**Your goal**
First find the line with "Extract the structured", then reproduce it and all following lines of the data to the end, exactly and with no pictures, adding nothing.

Website and app data records
##############################
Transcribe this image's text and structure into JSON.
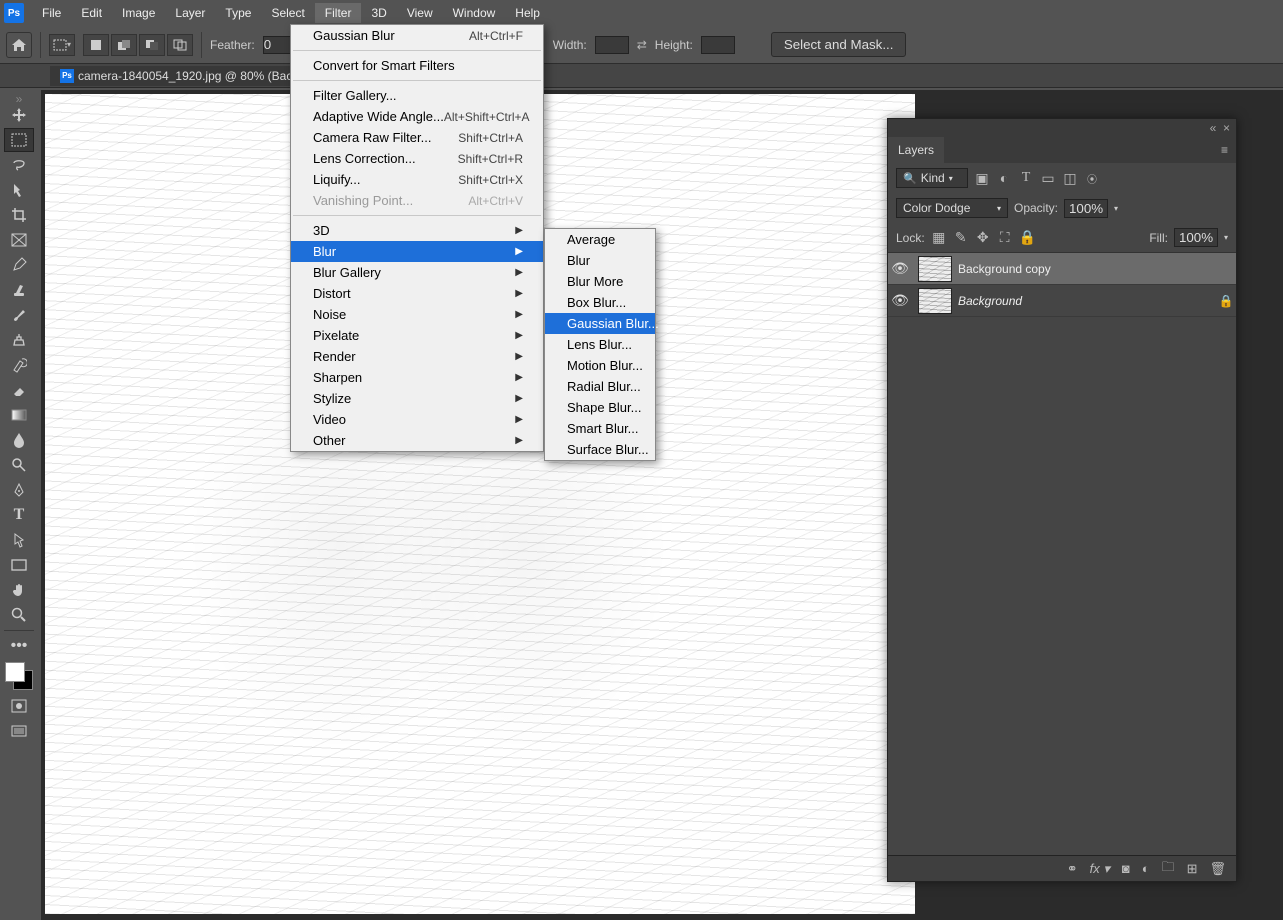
{
  "app": {
    "logo": "Ps"
  },
  "menubar": [
    "File",
    "Edit",
    "Image",
    "Layer",
    "Type",
    "Select",
    "Filter",
    "3D",
    "View",
    "Window",
    "Help"
  ],
  "menubar_open_index": 6,
  "optionsbar": {
    "feather_label": "Feather:",
    "feather_value": "0",
    "width_label": "Width:",
    "height_label": "Height:",
    "select_mask_btn": "Select and Mask..."
  },
  "document_tab": "camera-1840054_1920.jpg @ 80% (Backgr...",
  "filter_menu": {
    "top": {
      "label": "Gaussian Blur",
      "shortcut": "Alt+Ctrl+F"
    },
    "convert": "Convert for Smart Filters",
    "gallery": "Filter Gallery...",
    "adaptive": {
      "label": "Adaptive Wide Angle...",
      "shortcut": "Alt+Shift+Ctrl+A"
    },
    "raw": {
      "label": "Camera Raw Filter...",
      "shortcut": "Shift+Ctrl+A"
    },
    "lens": {
      "label": "Lens Correction...",
      "shortcut": "Shift+Ctrl+R"
    },
    "liquify": {
      "label": "Liquify...",
      "shortcut": "Shift+Ctrl+X"
    },
    "vanish": {
      "label": "Vanishing Point...",
      "shortcut": "Alt+Ctrl+V"
    },
    "groups": [
      "3D",
      "Blur",
      "Blur Gallery",
      "Distort",
      "Noise",
      "Pixelate",
      "Render",
      "Sharpen",
      "Stylize",
      "Video",
      "Other"
    ],
    "groups_hl_index": 1
  },
  "blur_submenu": {
    "items": [
      "Average",
      "Blur",
      "Blur More",
      "Box Blur...",
      "Gaussian Blur...",
      "Lens Blur...",
      "Motion Blur...",
      "Radial Blur...",
      "Shape Blur...",
      "Smart Blur...",
      "Surface Blur..."
    ],
    "hl_index": 4
  },
  "layers_panel": {
    "tab": "Layers",
    "kind_label": "Kind",
    "blend_mode": "Color Dodge",
    "opacity_label": "Opacity:",
    "opacity_value": "100%",
    "lock_label": "Lock:",
    "fill_label": "Fill:",
    "fill_value": "100%",
    "layers": [
      {
        "name": "Background copy",
        "selected": true,
        "locked": false,
        "italic": false
      },
      {
        "name": "Background",
        "selected": false,
        "locked": true,
        "italic": true
      }
    ]
  }
}
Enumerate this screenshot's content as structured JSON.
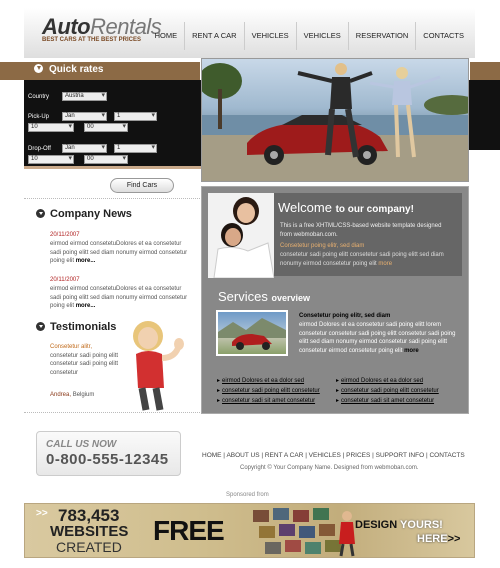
{
  "logo": {
    "name_auto": "Auto",
    "name_rentals": "Rentals",
    "tagline": "BEST CARS AT THE BEST PRICES"
  },
  "nav": [
    "HOME",
    "RENT A CAR",
    "VEHICLES",
    "VEHICLES",
    "RESERVATION",
    "CONTACTS"
  ],
  "quick_rates": {
    "title": "Quick rates",
    "country_label": "Country",
    "country_value": "Austria",
    "pickup_label": "Pick-Up",
    "pickup_month": "Jan",
    "pickup_day": "1",
    "pickup_hour": "10",
    "pickup_min": "00",
    "dropoff_label": "Drop-Off",
    "dropoff_month": "Jan",
    "dropoff_day": "1",
    "dropoff_hour": "10",
    "dropoff_min": "00",
    "button": "Find Cars"
  },
  "news": {
    "title": "Company News",
    "items": [
      {
        "date": "20/11/2007",
        "text": "eirmod eirmod consetetuDolores et ea consetetur sadi poing elitt sed diam nonumy eirmod consetetur poing elit",
        "more": "more..."
      },
      {
        "date": "20/11/2007",
        "text": "eirmod eirmod consetetuDolores et ea consetetur sadi poing elitt sed diam nonumy eirmod consetetur poing elit",
        "more": "more..."
      }
    ]
  },
  "testimonials": {
    "title": "Testimonials",
    "text_first": "Consetetur alitr,",
    "text_rest": "consetetur sadi poing elitt consetetur sadi poing elitt consetetur",
    "author": "Andrea,",
    "location": "Belgium"
  },
  "welcome": {
    "title_big": "Welcome",
    "title_small": "to our company!",
    "intro": "This is a free XHTML/CSS-based website template designed from webmoban.com.",
    "orange": "Consetetur poing elitr, sed diam",
    "gray": "consetetur sadi poing elitt consetetur sadi poing elitt sed diam nonumy eirmod consetetur poing elit",
    "more": "more"
  },
  "services": {
    "title_big": "Services",
    "title_small": "overview",
    "text_bold": "Consetetur poing elitr, sed diam",
    "text_white": "eirmod Dolores et ea consetetur sadi poing elitt lorem consetetur consetetur sadi poing elitt consetetur sadi poing elitt sed diam nonumy eirmod consetetur sadi poing elitt consetetur eirmod consetetur poing elit",
    "more": "more",
    "links_left": [
      "eirmod Dolores et ea dolor sed",
      "consetetur sadi poing elitt consetetur",
      "consetetur sadi sit amet consetetur"
    ],
    "links_right": [
      "eirmod Dolores et ea dolor sed",
      "consetetur sadi poing elitt consetetur",
      "consetetur sadi sit amet consetetur"
    ]
  },
  "footer": {
    "call_label": "CALL US NOW",
    "phone": "0-800-555-12345",
    "links": "HOME | ABOUT US | RENT A CAR | VEHICLES | PRICES | SUPPORT INFO | CONTACTS",
    "copyright": "Copyright © Your Company Name. Designed from webmoban.com.",
    "sponsored": "Sponsored from"
  },
  "banner": {
    "count": "783,453",
    "websites": "WEBSITES",
    "created": "CREATED",
    "free": "FREE",
    "design": "DESIGN",
    "yours": "YOURS!",
    "here": "HERE",
    "arrows_left": ">>",
    "arrows_right": ">>"
  },
  "colors": {
    "brown_band": "#8c6a45",
    "panel_dark": "#111111",
    "right_panel": "#888888",
    "news_date": "#b02020",
    "car_red": "#9e1b1b"
  }
}
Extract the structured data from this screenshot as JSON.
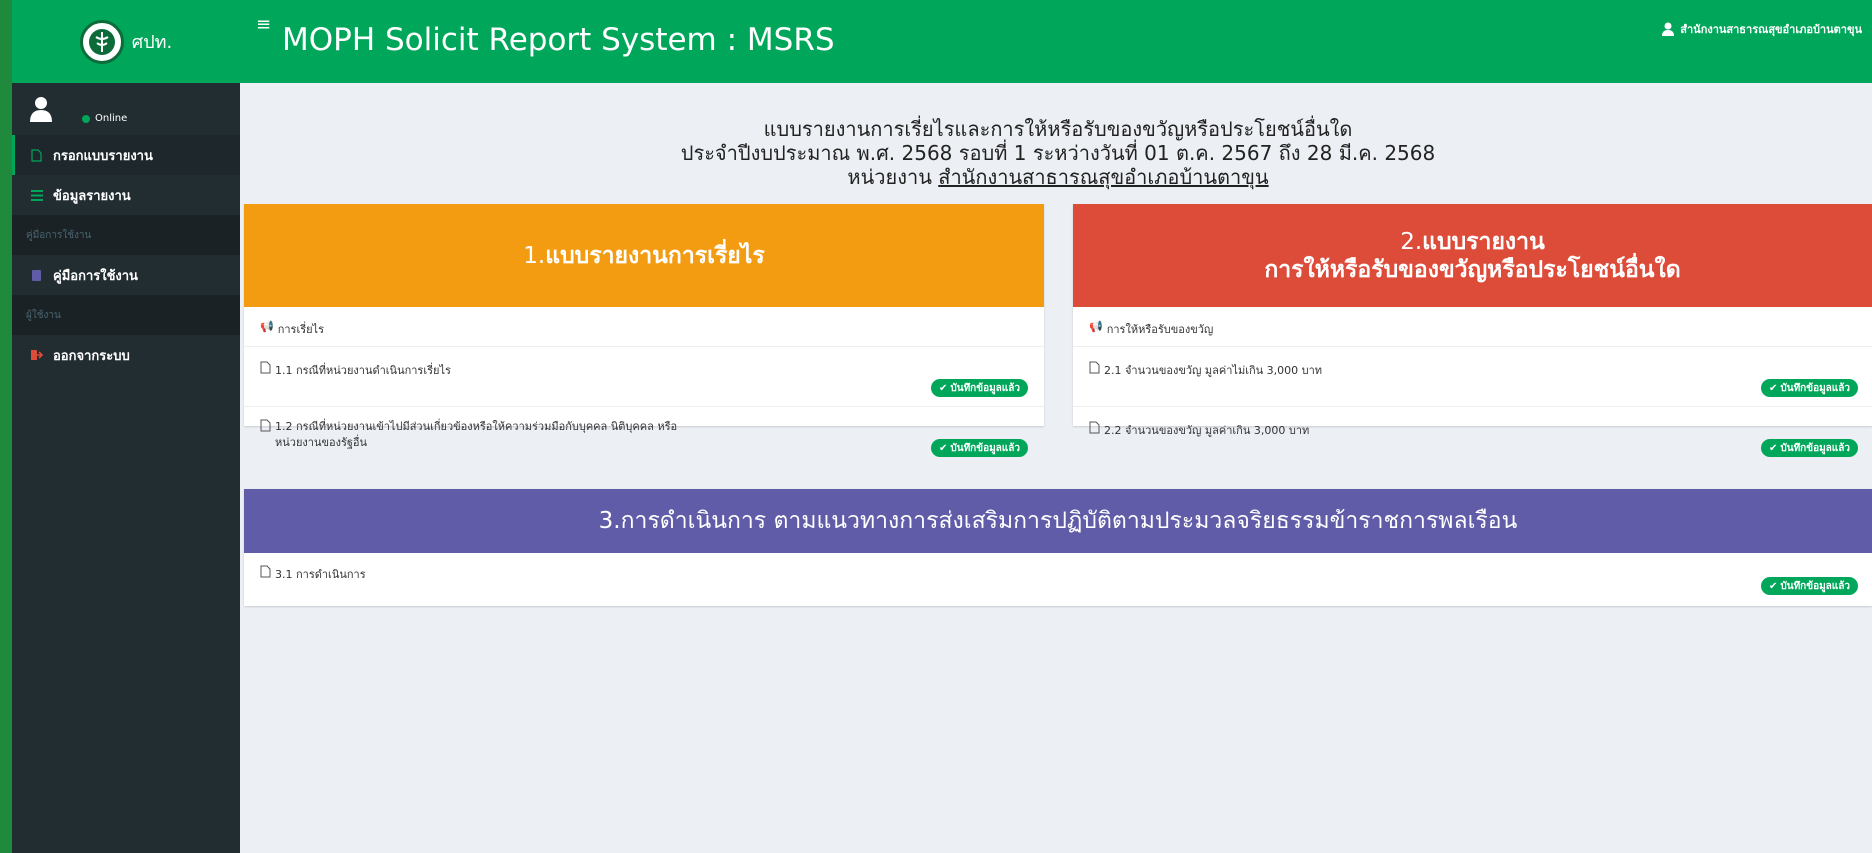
{
  "sidebar": {
    "logo_text": "ศปท.",
    "online_label": "Online",
    "menu": [
      {
        "label": "กรอกแบบรายงาน"
      },
      {
        "label": "ข้อมูลรายงาน"
      },
      {
        "header": "คู่มือการใช้งาน"
      },
      {
        "label": "คู่มือการใช้งาน"
      },
      {
        "header": "ผู้ใช้งาน"
      },
      {
        "label": "ออกจากระบบ"
      }
    ]
  },
  "header": {
    "menu_icon": "≡",
    "title": "MOPH Solicit Report System : MSRS",
    "user_name": "สำนักงานสาธารณสุขอำเภอบ้านตาขุน"
  },
  "report": {
    "title_line1": "แบบรายงานการเรี่ยไรและการให้หรือรับของขวัญหรือประโยชน์อื่นใด",
    "title_line2": "ประจำปีงบประมาณ พ.ศ. 2568 รอบที่ 1 ระหว่างวันที่ 01 ต.ค. 2567 ถึง 28 มี.ค. 2568",
    "unit_prefix": "หน่วยงาน",
    "unit_name": "สำนักงานสาธารณสุขอำเภอบ้านตาขุน"
  },
  "panels": {
    "p1": {
      "number": "1.",
      "title": "แบบรายงานการเรี่ยไร",
      "color": "#f39c12",
      "section": "การเรี่ยไร",
      "items": [
        {
          "label": "1.1 กรณีที่หน่วยงานดำเนินการเรี่ยไร",
          "status": "บันทึกข้อมูลแล้ว"
        },
        {
          "label": "1.2 กรณีที่หน่วยงานเข้าไปมีส่วนเกี่ยวข้องหรือให้ความร่วมมือกับบุคคล นิติบุคคล หรือหน่วยงานของรัฐอื่น",
          "status": "บันทึกข้อมูลแล้ว"
        }
      ]
    },
    "p2": {
      "number": "2.",
      "title_line1": "แบบรายงาน",
      "title_line2": "การให้หรือรับของขวัญหรือประโยชน์อื่นใด",
      "color": "#dd4b39",
      "section": "การให้หรือรับของขวัญ",
      "items": [
        {
          "label": "2.1 จำนวนของขวัญ มูลค่าไม่เกิน 3,000 บาท",
          "status": "บันทึกข้อมูลแล้ว"
        },
        {
          "label": "2.2 จำนวนของขวัญ มูลค่าเกิน 3,000 บาท",
          "status": "บันทึกข้อมูลแล้ว"
        }
      ]
    },
    "p3": {
      "number": "3.",
      "title": "การดำเนินการ ตามแนวทางการส่งเสริมการปฏิบัติตามประมวลจริยธรรมข้าราชการพลเรือน",
      "color": "#605ca8",
      "items": [
        {
          "label": "3.1 การดำเนินการ",
          "status": "บันทึกข้อมูลแล้ว"
        }
      ]
    }
  },
  "colors": {
    "header": "#00a65a",
    "sidebar": "#222d32",
    "badge": "#00a65a"
  },
  "icons": {
    "check": "✔",
    "megaphone": "megaphone-icon",
    "doc": "file-icon"
  }
}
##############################
**Your response**
Extract the structured data from this screenshot as JSON.
{
  "sidebar": {
    "logo_text": "ศปท.",
    "online_label": "Online",
    "menu": [
      {
        "label": "กรอกแบบรายงาน"
      },
      {
        "label": "ข้อมูลรายงาน"
      },
      {
        "header": "คู่มือการใช้งาน"
      },
      {
        "label": "คู่มือการใช้งาน"
      },
      {
        "header": "ผู้ใช้งาน"
      },
      {
        "label": "ออกจากระบบ"
      }
    ]
  },
  "header": {
    "menu_icon": "≡",
    "title": "MOPH Solicit Report System : MSRS",
    "user_name": "สำนักงานสาธารณสุขอำเภอบ้านตาขุน"
  },
  "report": {
    "title_line1": "แบบรายงานการเรี่ยไรและการให้หรือรับของขวัญหรือประโยชน์อื่นใด",
    "title_line2": "ประจำปีงบประมาณ พ.ศ. 2568 รอบที่ 1 ระหว่างวันที่ 01 ต.ค. 2567 ถึง 28 มี.ค. 2568",
    "unit_prefix": "หน่วยงาน",
    "unit_name": "สำนักงานสาธารณสุขอำเภอบ้านตาขุน"
  },
  "panels": {
    "p1": {
      "number": "1.",
      "title": "แบบรายงานการเรี่ยไร",
      "color": "#f39c12",
      "section": "การเรี่ยไร",
      "items": [
        {
          "label": "1.1 กรณีที่หน่วยงานดำเนินการเรี่ยไร",
          "status": "บันทึกข้อมูลแล้ว"
        },
        {
          "label": "1.2 กรณีที่หน่วยงานเข้าไปมีส่วนเกี่ยวข้องหรือให้ความร่วมมือกับบุคคล นิติบุคคล หรือหน่วยงานของรัฐอื่น",
          "status": "บันทึกข้อมูลแล้ว"
        }
      ]
    },
    "p2": {
      "number": "2.",
      "title_line1": "แบบรายงาน",
      "title_line2": "การให้หรือรับของขวัญหรือประโยชน์อื่นใด",
      "color": "#dd4b39",
      "section": "การให้หรือรับของขวัญ",
      "items": [
        {
          "label": "2.1 จำนวนของขวัญ มูลค่าไม่เกิน 3,000 บาท",
          "status": "บันทึกข้อมูลแล้ว"
        },
        {
          "label": "2.2 จำนวนของขวัญ มูลค่าเกิน 3,000 บาท",
          "status": "บันทึกข้อมูลแล้ว"
        }
      ]
    },
    "p3": {
      "number": "3.",
      "title": "การดำเนินการ ตามแนวทางการส่งเสริมการปฏิบัติตามประมวลจริยธรรมข้าราชการพลเรือน",
      "color": "#605ca8",
      "items": [
        {
          "label": "3.1 การดำเนินการ",
          "status": "บันทึกข้อมูลแล้ว"
        }
      ]
    }
  },
  "colors": {
    "header": "#00a65a",
    "sidebar": "#222d32",
    "badge": "#00a65a"
  },
  "icons": {
    "check": "✔",
    "megaphone": "megaphone-icon",
    "doc": "file-icon"
  }
}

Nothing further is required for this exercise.